  • Geoff

    To Kim who is sorry that the program did not dwell more on the economic losses occasioned by large numbers of deer and the “hundreds” of humans who are killed each year in auto accidents caused by deer: so I guess you must be mightily upset by the state game departments that manipulate habitat and “control” natural predators in order to artificially increase the number of deer available for “recreational shooting opportunities” for the 5% of the population who are hunters AND by the fact that the number of deer-car collisions actually INCREASES during the hunting season. Right?

  • Ed

    If you want to stop the deer from eating your plants, shrubs , and flowers, spray everything with “Liquid Fence” deer and rabbit repellent. This stuff really works.
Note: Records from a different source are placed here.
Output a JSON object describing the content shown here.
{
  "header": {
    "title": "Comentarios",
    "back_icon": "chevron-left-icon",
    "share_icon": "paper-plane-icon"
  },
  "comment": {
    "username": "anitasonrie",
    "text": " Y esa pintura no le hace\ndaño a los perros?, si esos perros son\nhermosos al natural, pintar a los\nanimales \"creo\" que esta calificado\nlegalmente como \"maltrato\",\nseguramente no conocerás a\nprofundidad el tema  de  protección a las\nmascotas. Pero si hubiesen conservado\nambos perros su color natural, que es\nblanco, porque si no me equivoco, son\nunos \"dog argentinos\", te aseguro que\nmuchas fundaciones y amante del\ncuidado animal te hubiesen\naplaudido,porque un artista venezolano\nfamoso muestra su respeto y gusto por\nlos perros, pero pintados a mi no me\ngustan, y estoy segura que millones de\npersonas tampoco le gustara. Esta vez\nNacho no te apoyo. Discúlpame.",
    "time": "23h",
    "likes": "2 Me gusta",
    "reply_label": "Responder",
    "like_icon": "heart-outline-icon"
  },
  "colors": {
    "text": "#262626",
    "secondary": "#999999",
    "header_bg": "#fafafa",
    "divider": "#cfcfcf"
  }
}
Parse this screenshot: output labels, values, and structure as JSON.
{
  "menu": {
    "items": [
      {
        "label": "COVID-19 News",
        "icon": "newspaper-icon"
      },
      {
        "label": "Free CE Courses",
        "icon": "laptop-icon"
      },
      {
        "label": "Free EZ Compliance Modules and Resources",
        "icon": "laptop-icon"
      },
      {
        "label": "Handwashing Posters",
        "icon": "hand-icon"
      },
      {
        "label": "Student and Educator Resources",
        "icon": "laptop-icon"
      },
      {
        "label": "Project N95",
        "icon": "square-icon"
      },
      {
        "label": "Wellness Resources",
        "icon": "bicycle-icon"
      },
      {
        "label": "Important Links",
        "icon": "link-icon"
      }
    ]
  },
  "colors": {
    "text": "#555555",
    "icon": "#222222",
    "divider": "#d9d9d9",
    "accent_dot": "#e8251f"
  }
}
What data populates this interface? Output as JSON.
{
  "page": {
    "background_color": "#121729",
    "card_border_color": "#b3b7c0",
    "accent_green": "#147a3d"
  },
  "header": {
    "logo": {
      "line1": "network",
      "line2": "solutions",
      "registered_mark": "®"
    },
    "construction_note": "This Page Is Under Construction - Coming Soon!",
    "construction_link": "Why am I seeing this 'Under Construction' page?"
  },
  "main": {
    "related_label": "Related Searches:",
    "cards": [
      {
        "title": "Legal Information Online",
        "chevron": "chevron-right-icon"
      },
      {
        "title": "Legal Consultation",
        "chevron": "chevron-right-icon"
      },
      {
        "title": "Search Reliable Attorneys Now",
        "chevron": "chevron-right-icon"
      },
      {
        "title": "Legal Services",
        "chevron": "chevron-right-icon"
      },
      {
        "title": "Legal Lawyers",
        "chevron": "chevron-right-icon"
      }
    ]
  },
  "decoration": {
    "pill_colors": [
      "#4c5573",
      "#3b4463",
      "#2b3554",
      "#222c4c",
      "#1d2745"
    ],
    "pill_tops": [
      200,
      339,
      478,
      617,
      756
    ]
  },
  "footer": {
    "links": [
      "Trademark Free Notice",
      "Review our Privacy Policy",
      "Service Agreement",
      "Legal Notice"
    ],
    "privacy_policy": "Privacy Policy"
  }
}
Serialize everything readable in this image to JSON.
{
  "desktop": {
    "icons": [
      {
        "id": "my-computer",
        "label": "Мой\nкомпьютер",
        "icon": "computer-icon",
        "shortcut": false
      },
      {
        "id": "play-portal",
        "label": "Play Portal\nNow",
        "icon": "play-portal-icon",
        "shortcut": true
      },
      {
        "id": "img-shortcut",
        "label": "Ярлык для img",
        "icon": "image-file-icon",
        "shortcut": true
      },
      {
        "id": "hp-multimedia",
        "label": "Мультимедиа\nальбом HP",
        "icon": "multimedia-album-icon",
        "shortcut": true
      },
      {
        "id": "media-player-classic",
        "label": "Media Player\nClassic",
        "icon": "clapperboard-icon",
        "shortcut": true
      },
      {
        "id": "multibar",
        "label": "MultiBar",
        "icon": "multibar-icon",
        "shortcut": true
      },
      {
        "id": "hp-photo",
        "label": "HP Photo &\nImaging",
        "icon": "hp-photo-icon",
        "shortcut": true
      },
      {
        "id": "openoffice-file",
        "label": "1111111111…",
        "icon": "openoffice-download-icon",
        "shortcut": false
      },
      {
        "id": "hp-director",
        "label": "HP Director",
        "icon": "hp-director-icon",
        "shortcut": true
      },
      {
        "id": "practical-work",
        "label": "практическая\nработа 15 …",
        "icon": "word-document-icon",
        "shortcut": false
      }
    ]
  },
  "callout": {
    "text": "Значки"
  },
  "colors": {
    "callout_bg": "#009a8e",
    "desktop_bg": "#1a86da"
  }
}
  • Jasmine

    on my bucket list is to see an Albino Deer, they are so beautiful

  • Kay

    I know it’s expensive, and I wonder if the group tagging fawns has thought of getting infrared goggles to find them?

    Also, I wonder why the scientist used cut out silhouettes of coyotes to study how deer evaluate new potential threats.. Since deer rely more on smell and hearing than on eyesight to evaluate their environment, I think his results (that the deer weren’t very afraid) is not very interesting. I think a better experimental design might have been to use stuffed predators doused in coyote smell and playing a recording of coyote footsteps or howls or etc.

  • Maverick

    I found it interesting to compare the behavior of the suburban whitetail deer with that of the suburban mule deer here out west. I could have done without much of the bizarre commentary by the narrator and participants: “nearly blind”, “deer in the headlights”, “brain locks down”, “range of one square mile”. They also made it sound like the deer owe their existence to man, for tearing out the forests to put in farms and suburbs, to create an “ideal” habitat on the fringes; never mentioning that “meadows” and adjoining forests are the ideal natural habitat. Maybe their numbers have grown from 1 million to 30 million over the past century (any facts to back this claim up or pure speculation?), but how many were there in the century before that; before Americans wiped them out along with their natural habitat, during the westward expansion?

  • Maggie

    I’ve wondered whether there isn’t a “birth control dart” that deer could be tagged with each year in lieu of hunting in these suburban areas. They are beautiful animals which unfortunately have been turned into out of control “vermin” because of the way humans have changed the environment. Hunting (which I am not opposed to because it is a natural resource and long time source of food for humans) doesn’t really lead to controlling the population — as we have demonstrated so well here in Wisconsin. Usually, hunters want more deer, hate natural predators (like wolves), prefer to kill the biggest and strongest (not weakest or sick) and complain loudly if the population gets low (even if “low” is still much higher than historic numbers when predators were still around). I am a hunter and will gladly spend a week or more watching and waiting for the chance to see one animal, but few people have that kind of patience and even avid hunters have to admit it gets very tiring compared to going to the grocery store. Hunting just will not ever be a primary means for controlling the deer population.

Produced by THIRTEEN    ©2014 THIRTEEN Productions LLC. All rights reserved.

PBS is a 501(c)(3) not-for-profit organization.